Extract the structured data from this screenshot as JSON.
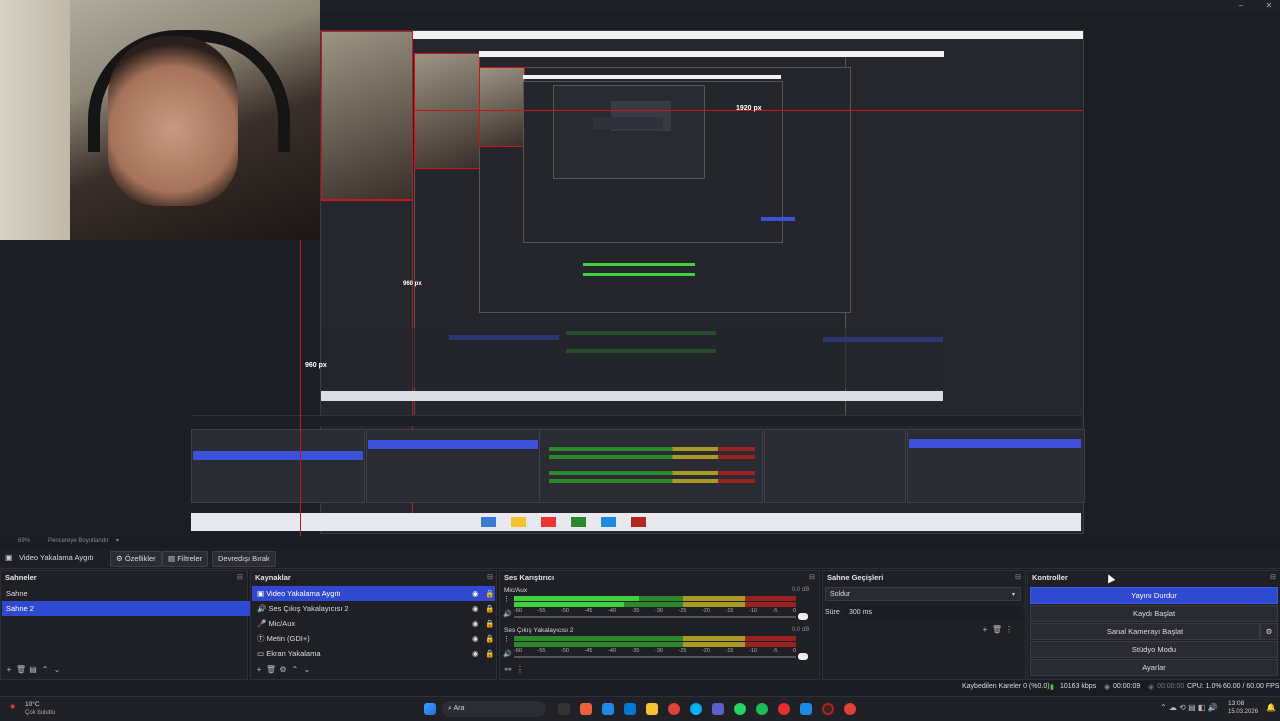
{
  "window": {
    "minimize": "–",
    "maximize": "❐",
    "close": "✕"
  },
  "preview": {
    "label_1920": "1920 px",
    "label_960": "960 px"
  },
  "dock_status": {
    "zoom": "69%",
    "fit": "Pencereye Boyutlandır"
  },
  "toolbar": {
    "source_name": "Video Yakalama Aygıtı",
    "properties": "Özellikler",
    "filters": "Filtreler",
    "deactivate": "Devredışı Bırak"
  },
  "scenes": {
    "title": "Sahneler",
    "items": [
      {
        "label": "Sahne"
      },
      {
        "label": "Sahne 2"
      }
    ]
  },
  "sources": {
    "title": "Kaynaklar",
    "items": [
      {
        "label": "Video Yakalama Aygıtı",
        "icon": "camera-icon"
      },
      {
        "label": "Ses Çıkış Yakalayıcısı 2",
        "icon": "speaker-icon"
      },
      {
        "label": "Mic/Aux",
        "icon": "mic-icon"
      },
      {
        "label": "Metin (GDI+)",
        "icon": "text-icon"
      },
      {
        "label": "Ekran Yakalama",
        "icon": "monitor-icon"
      }
    ]
  },
  "mixer": {
    "title": "Ses Karıştırıcı",
    "channels": [
      {
        "name": "Mic/Aux",
        "db": "0.0 dB"
      },
      {
        "name": "Ses Çıkış Yakalayıcısı 2",
        "db": "0.0 dB"
      }
    ],
    "scale": [
      "-60",
      "-55",
      "-50",
      "-45",
      "-40",
      "-35",
      "-30",
      "-25",
      "-20",
      "-15",
      "-10",
      "-5",
      "0"
    ]
  },
  "transitions": {
    "title": "Sahne Geçişleri",
    "selected": "Soldur",
    "duration_label": "Süre",
    "duration_value": "300 ms"
  },
  "controls": {
    "title": "Kontroller",
    "buttons": [
      "Yayını Durdur",
      "Kaydı Başlat",
      "Sanal Kamerayı Başlat",
      "Stüdyo Modu",
      "Ayarlar"
    ]
  },
  "status": {
    "dropped": "Kaybedilen Kareler 0 (%0.0)",
    "bitrate": "10163 kbps",
    "stream_time": "00:00:09",
    "rec_time": "00:00:00",
    "cpu": "CPU: 1.0%",
    "fps": "60.00 / 60.00 FPS"
  },
  "taskbar": {
    "weather_temp": "10°C",
    "weather_desc": "Çok bulutlu",
    "search": "Ara",
    "time": "13:08",
    "date": "15.03.2026"
  }
}
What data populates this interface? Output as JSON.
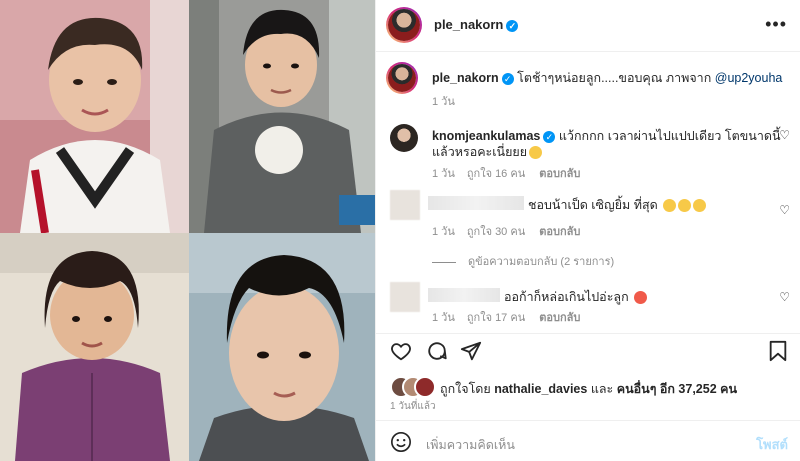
{
  "header": {
    "username": "ple_nakorn",
    "more_icon": "more-horizontal-icon"
  },
  "caption": {
    "username": "ple_nakorn",
    "text": "โตช้าๆหน่อยลูก.....ขอบคุณ ภาพจาก",
    "mention": "@up2youha",
    "time": "1 วัน"
  },
  "comments": [
    {
      "username": "knomjeankulamas",
      "line1": "แว้กกกก เวลาผ่านไปแปปเดียว โตขนาดนี้",
      "line2": "แล้วหรอคะเนี่ยยย",
      "time": "1 วัน",
      "likes": "ถูกใจ 16 คน",
      "reply": "ตอบกลับ"
    },
    {
      "username": "",
      "text": "ชอบน้าเป็ด เซิญยิ้ม ที่สุด",
      "time": "1 วัน",
      "likes": "ถูกใจ 30 คน",
      "reply": "ตอบกลับ",
      "view_replies": "ดูข้อความตอบกลับ (2 รายการ)"
    },
    {
      "username": "",
      "text": "ออก้าก็หล่อเกินไปอ่ะลูก",
      "time": "1 วัน",
      "likes": "ถูกใจ 17 คน",
      "reply": "ตอบกลับ"
    }
  ],
  "actions": {
    "like": "heart-icon",
    "comment": "comment-icon",
    "share": "send-icon",
    "save": "bookmark-icon"
  },
  "likes_line": {
    "prefix": "ถูกใจโดย",
    "user": "nathalie_davies",
    "mid": "และ",
    "others": "คนอื่นๆ อีก 37,252 คน"
  },
  "post_time": "1 วันที่แล้ว",
  "add_comment": {
    "placeholder": "เพิ่มความคิดเห็น",
    "post_label": "โพสต์",
    "emoji_icon": "smiley-icon"
  },
  "colors": {
    "link": "#00376b",
    "verified": "#0095f6",
    "muted": "#8e8e8e",
    "post_disabled": "#b2dffc"
  }
}
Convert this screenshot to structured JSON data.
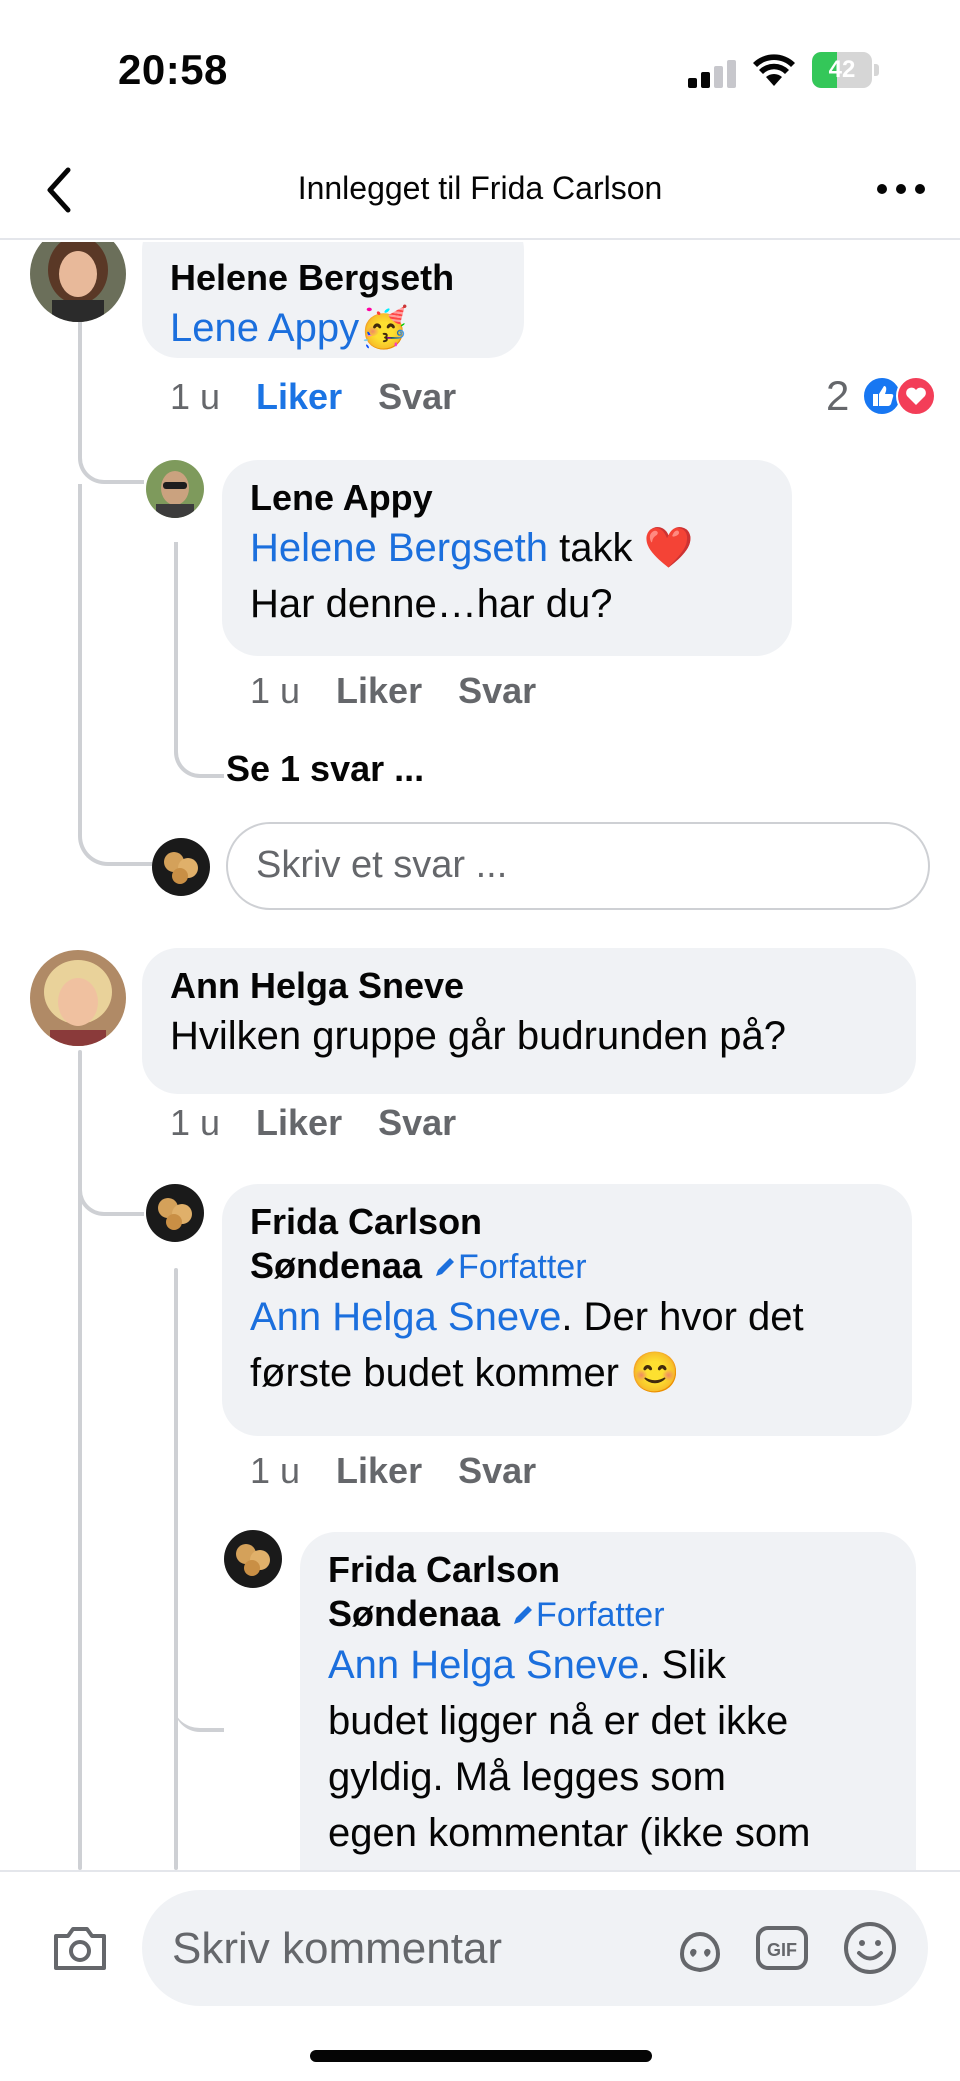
{
  "status_bar": {
    "time": "20:58",
    "battery_percent": "42",
    "battery_level": 0.42,
    "signal_bars_active": 2,
    "signal_bars_total": 4
  },
  "nav": {
    "title": "Innlegget til Frida Carlson"
  },
  "comments": [
    {
      "author": "Helene Bergseth",
      "mention": "Lene Appy",
      "text_after": "🥳",
      "time": "1 u",
      "like_label": "Liker",
      "reply_label": "Svar",
      "reaction_count": "2",
      "reactions": [
        "like-icon",
        "love-icon"
      ]
    },
    {
      "author": "Lene Appy",
      "mention": "Helene Bergseth",
      "text_after": " takk ❤️",
      "line2": "Har denne…har du?",
      "time": "1 u",
      "like_label": "Liker",
      "reply_label": "Svar"
    },
    {
      "author": "Ann Helga Sneve",
      "text": "Hvilken gruppe går budrunden på?",
      "time": "1 u",
      "like_label": "Liker",
      "reply_label": "Svar"
    },
    {
      "author_line1": "Frida Carlson",
      "author_line2": "Søndenaa",
      "badge": "Forfatter",
      "mention": "Ann Helga Sneve",
      "text_after": ". Der hvor det",
      "line2": "første budet kommer 😊",
      "time": "1 u",
      "like_label": "Liker",
      "reply_label": "Svar"
    },
    {
      "author_line1": "Frida Carlson",
      "author_line2": "Søndenaa",
      "badge": "Forfatter",
      "mention": "Ann Helga Sneve",
      "text_after": ". Slik",
      "line2": "budet ligger nå er det ikke",
      "line3": "gyldig. Må legges som",
      "line4": "egen kommentar (ikke som"
    }
  ],
  "see_replies": "Se 1 svar ...",
  "reply_input_placeholder": "Skriv et svar ...",
  "composer": {
    "placeholder": "Skriv kommentar",
    "gif_label": "GIF"
  },
  "colors": {
    "link": "#1b6fdd",
    "bubble": "#f0f2f5",
    "meta": "#65676b",
    "liked": "#1b74e4",
    "battery_green": "#34c759"
  }
}
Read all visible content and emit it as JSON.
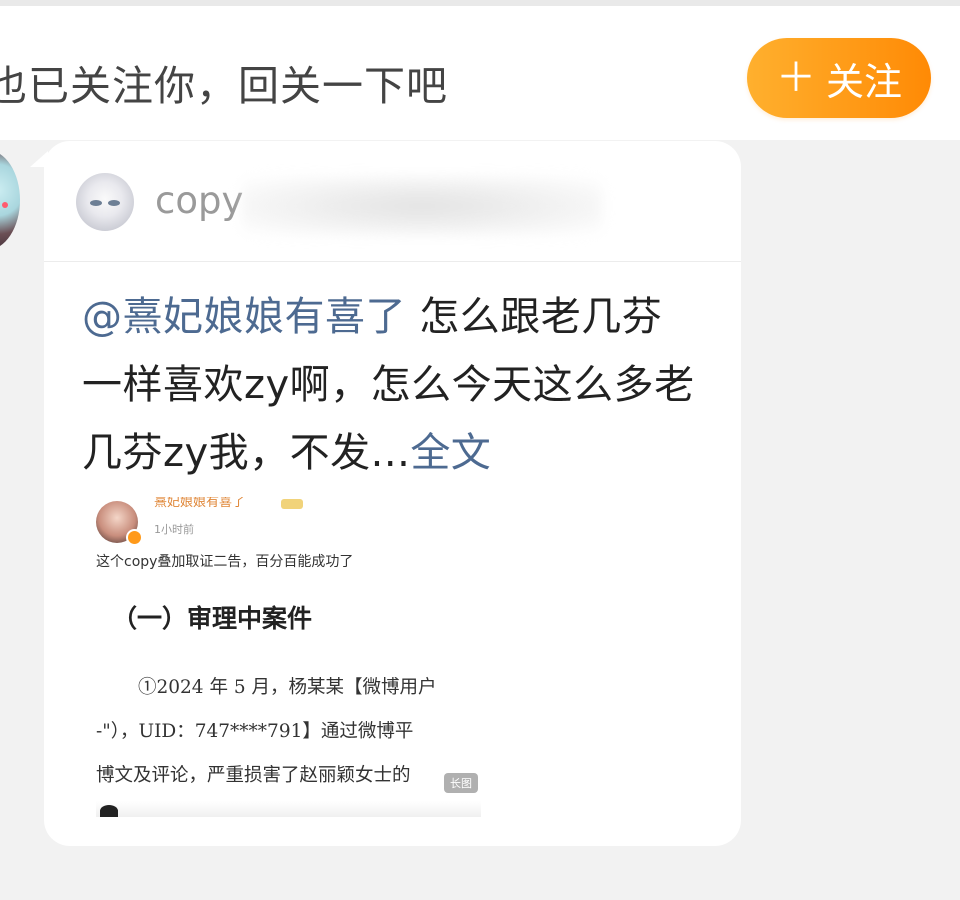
{
  "follow_bar": {
    "text": "也已关注你，回关一下吧",
    "button_plus": "＋",
    "button_label": "关注"
  },
  "post": {
    "author_name": "copy",
    "mention": "@熹妃娘娘有喜了",
    "body": " 怎么跟老几芬一样喜欢zy啊，怎么今天这么多老几芬zy我，不发...",
    "full_text_link": "全文"
  },
  "embedded_image": {
    "name": "熹妃娘娘有喜了",
    "time": "1小时前",
    "caption": "这个copy叠加取证二告，百分百能成功了",
    "heading": "（一）审理中案件",
    "line1": "①2024 年 5 月，杨某某【微博用户",
    "line2": "-\"），UID：747****791】通过微博平",
    "line3": "博文及评论，严重损害了赵丽颖女士的",
    "tag": "长图"
  },
  "colors": {
    "accent_orange": "#ff8a05",
    "link_blue": "#4d6a91",
    "background": "#f2f2f2"
  }
}
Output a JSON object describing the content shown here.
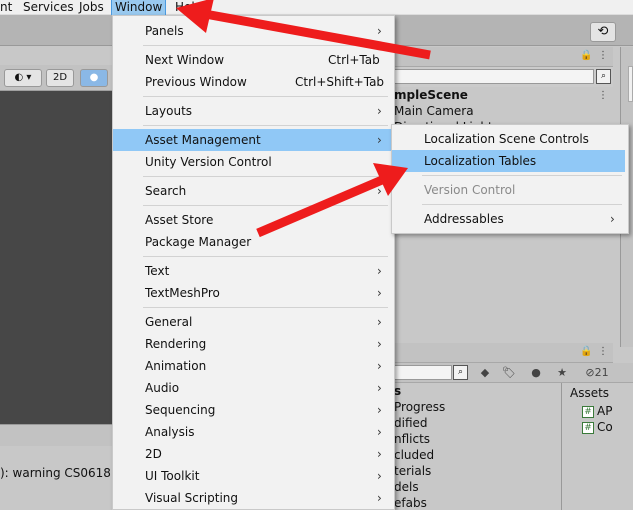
{
  "menubar": {
    "items": [
      "nt",
      "Services",
      "Jobs",
      "Window",
      "Help"
    ]
  },
  "toolbar": {
    "history_icon": "history-icon",
    "scene_buttons": {
      "mode": "2D"
    }
  },
  "hierarchy": {
    "title_fragment": "mpleScene",
    "rows": [
      "Main Camera",
      "Directional Light"
    ]
  },
  "project": {
    "folders": [
      "s",
      "Progress",
      "dified",
      "nflicts",
      "cluded",
      "terials",
      "dels",
      "efabs"
    ],
    "assets_title": "Assets",
    "assets": [
      "AP",
      "Co"
    ],
    "hidden_count": "21"
  },
  "console": {
    "message": "): warning CS0618:"
  },
  "window_menu": {
    "items": [
      {
        "label": "Panels",
        "submenu": true
      },
      {
        "label": "Next Window",
        "shortcut": "Ctrl+Tab"
      },
      {
        "label": "Previous Window",
        "shortcut": "Ctrl+Shift+Tab"
      },
      {
        "label": "Layouts",
        "submenu": true
      },
      {
        "label": "Asset Management",
        "submenu": true,
        "highlighted": true
      },
      {
        "label": "Unity Version Control"
      },
      {
        "label": "Search",
        "submenu": true
      },
      {
        "label": "Asset Store"
      },
      {
        "label": "Package Manager"
      },
      {
        "label": "Text",
        "submenu": true
      },
      {
        "label": "TextMeshPro",
        "submenu": true
      },
      {
        "label": "General",
        "submenu": true
      },
      {
        "label": "Rendering",
        "submenu": true
      },
      {
        "label": "Animation",
        "submenu": true
      },
      {
        "label": "Audio",
        "submenu": true
      },
      {
        "label": "Sequencing",
        "submenu": true
      },
      {
        "label": "Analysis",
        "submenu": true
      },
      {
        "label": "2D",
        "submenu": true
      },
      {
        "label": "UI Toolkit",
        "submenu": true
      },
      {
        "label": "Visual Scripting",
        "submenu": true
      }
    ]
  },
  "asset_submenu": {
    "items": [
      {
        "label": "Localization Scene Controls"
      },
      {
        "label": "Localization Tables",
        "highlighted": true
      },
      {
        "label": "Version Control",
        "disabled": true
      },
      {
        "label": "Addressables",
        "submenu": true
      }
    ]
  },
  "colors": {
    "highlight": "#90c8f6",
    "arrow": "#ee1c1c",
    "scene_bg": "#474747"
  }
}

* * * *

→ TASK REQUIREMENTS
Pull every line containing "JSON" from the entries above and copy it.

→ ANSWER TO THE PROBLEM
Extract the structured data from this screenshot as JSON.
What data populates this interface? Output as JSON.
Convert this screenshot to structured JSON data.
Read all visible content and emit it as JSON.
Output a JSON object describing the content shown here.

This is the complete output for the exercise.